Pushkar is a holy city for Hindu people. It is one of 5 sacred pilgrimage sites in the world devout Hindu people aspire to visit at least once in their lifetime. The city surrounds Lake Pushkar, a lake that was believed to be created more than 60,000 years ago by the god Brahma when he dropped a lotus flower. Because of the holy nature of this body of water, Lake Pushkar has 52 bathing ghats (stairs) leading into the water.
As a holy city for Hindu people, Pushkar town, and most of the state of Rajasthan, strictly bans alcohol and meat. There are no bars or liquor stores and alcohol is not served at restaurants. Coming from South East Asia where beer was cheaper than water and every hostel had a bar, it is a change to spend evenings playing cards, engaging in alcohol-free conversation, listening to people make music, and watching campfires.
Because habits can be hard to break, our group made a special request to the Pushkar hostel owner for beer and he obliged. For 200 rupees per beer (that is expensive at about $3 USD a can) we each bought one or two cans. To drink our beer, we were asked to set up a separate campfire and wait until after 10:30pm. A friend of the owner purchased an Indian beer, King Fisher, and delivered the cans to the hostel in a flour sack. The empty cans left the hostel in the same flour sack for disposal outside the city limits.
While alcohol is difficult to source, India has no shortage of hash, a form of cannabis, and nicotine. Restaurants advertise bhang lassies or special lassies, a yogurt shake made with hash. Paan (when pronounced it sounds like bang) is sold in small packets at every kiosk and is freely chewed on the streets, most often by working class men. Smoking/consuming any of these substances is normal in this culture. Cheers!
Louie, Amy (green), Kelly (white) and Charlotte as we waited for our bus to Pushkar. It was a 4 to 5 hour bus ride from Jaipur to Pushkar, where we made certain to pick the only hostel with a pool for our 2-night stay.

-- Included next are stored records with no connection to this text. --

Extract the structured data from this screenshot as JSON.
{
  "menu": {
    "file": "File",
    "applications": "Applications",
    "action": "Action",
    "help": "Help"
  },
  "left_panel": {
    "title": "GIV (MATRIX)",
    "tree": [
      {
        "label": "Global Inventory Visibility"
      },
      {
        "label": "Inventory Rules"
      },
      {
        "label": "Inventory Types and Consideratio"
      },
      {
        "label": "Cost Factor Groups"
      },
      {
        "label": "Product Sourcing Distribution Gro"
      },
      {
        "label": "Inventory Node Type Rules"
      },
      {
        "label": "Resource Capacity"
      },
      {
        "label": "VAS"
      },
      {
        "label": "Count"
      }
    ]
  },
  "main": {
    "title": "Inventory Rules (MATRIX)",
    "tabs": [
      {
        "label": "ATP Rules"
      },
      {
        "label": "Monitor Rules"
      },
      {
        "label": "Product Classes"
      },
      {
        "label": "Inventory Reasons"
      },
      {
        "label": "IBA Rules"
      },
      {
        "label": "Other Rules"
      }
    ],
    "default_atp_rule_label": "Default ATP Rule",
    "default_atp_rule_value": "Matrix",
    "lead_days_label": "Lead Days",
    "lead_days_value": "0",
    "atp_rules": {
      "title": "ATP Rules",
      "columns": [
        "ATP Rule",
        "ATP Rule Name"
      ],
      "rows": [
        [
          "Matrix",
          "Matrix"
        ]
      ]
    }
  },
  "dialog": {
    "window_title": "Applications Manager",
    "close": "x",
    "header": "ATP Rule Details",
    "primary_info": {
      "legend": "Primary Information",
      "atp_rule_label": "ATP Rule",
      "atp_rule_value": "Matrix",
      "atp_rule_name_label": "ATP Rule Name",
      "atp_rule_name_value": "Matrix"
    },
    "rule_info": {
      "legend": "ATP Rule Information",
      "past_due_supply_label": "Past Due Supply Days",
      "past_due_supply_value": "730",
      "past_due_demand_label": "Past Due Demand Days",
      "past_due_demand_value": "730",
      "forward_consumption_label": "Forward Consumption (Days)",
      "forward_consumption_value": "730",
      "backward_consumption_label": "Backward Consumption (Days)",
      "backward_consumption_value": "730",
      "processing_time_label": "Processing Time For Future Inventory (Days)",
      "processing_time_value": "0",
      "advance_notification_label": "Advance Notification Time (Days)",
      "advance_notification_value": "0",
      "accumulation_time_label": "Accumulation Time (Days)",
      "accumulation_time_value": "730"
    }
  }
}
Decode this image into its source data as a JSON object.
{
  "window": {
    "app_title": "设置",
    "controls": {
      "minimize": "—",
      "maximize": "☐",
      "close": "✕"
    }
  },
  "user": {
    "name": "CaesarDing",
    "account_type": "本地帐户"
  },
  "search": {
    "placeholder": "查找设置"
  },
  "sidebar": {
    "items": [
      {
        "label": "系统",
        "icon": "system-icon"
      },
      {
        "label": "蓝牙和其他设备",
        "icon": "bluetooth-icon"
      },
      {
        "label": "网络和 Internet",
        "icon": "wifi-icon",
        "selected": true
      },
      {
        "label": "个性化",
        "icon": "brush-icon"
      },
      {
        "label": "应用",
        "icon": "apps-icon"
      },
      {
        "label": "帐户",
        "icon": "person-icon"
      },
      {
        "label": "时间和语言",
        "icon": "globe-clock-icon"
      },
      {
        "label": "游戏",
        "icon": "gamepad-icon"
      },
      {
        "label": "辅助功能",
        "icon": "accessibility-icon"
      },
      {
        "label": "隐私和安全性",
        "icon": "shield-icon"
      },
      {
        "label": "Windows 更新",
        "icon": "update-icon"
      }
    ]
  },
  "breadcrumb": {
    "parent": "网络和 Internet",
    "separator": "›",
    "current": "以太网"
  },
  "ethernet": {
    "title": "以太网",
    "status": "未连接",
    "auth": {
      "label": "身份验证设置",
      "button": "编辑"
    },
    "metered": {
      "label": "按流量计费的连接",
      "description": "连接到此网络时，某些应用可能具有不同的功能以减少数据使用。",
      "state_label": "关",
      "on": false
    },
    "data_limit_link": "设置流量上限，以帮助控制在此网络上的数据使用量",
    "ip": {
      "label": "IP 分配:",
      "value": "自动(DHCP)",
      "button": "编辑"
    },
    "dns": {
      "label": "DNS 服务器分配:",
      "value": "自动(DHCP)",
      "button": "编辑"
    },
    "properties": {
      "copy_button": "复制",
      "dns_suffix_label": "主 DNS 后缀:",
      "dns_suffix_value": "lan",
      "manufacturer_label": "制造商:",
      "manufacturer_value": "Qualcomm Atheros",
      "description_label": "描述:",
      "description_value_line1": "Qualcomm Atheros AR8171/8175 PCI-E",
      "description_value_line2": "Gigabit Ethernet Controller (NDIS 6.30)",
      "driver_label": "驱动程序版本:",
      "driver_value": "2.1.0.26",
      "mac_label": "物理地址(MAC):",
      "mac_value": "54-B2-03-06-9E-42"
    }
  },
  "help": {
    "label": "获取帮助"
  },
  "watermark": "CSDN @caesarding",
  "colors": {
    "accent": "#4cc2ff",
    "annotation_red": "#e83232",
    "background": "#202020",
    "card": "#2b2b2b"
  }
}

Pushkar was the first city where I felt comfortable using my camera on the street so here are a few shots of the animals mixed into daily street life. In every city I see lambs, goats, donkeys and a lot of cows on the streets. Monkeys and dogs roam around as well. Cows, and animals in general, are sacred in the Hindu tradition.
There is a thriving mini-Israel in quiet, chill Pushkar! There is even a Chabad House in addition to the falafel stands and signs in Hebrew. Israelis, especially immediately after the army, have a tradition of traveling and often follow similar routes. I think this town is on that well-traveled route.
The holy ghats should not be photographed. This is an image taken from the street of the stairs leading to the water and the ghats.
Some daily life in Pushkar. I visited the Brahma Temple in this town, one of only a few such temples in the world. It was packed with people. Inside the temple are inscriptions to honor the dead including this plaque dedicated to King George’s memory during a visit from Queen Elizabeth.
With the ladies and Louie, we traveled via tuk-tuk to the Pushkar countryside for a tour. This tuk-tuk full of men worked hard to overtake our tuk-tuk. Then, they stopped and ran to us, our driver stopped, and these men took pictures with us.
Sunset in the Pushkar countryside and the view from the rooftop of our hostel.
A short scramble up the rocky hill was worth it for this view.
On the same tour we visited Aloo Baba, the potato Baba. Baba is the honorable term for a Sufi saint. This Baba eats only potatoes and spends his days praying and welcoming pilgrims. Other Babas are silent or stand all day to channel their holiness. Our group visited Aloo Baba’s grotto to drink chai and smoke hash in his presence. It was a bizarre experience!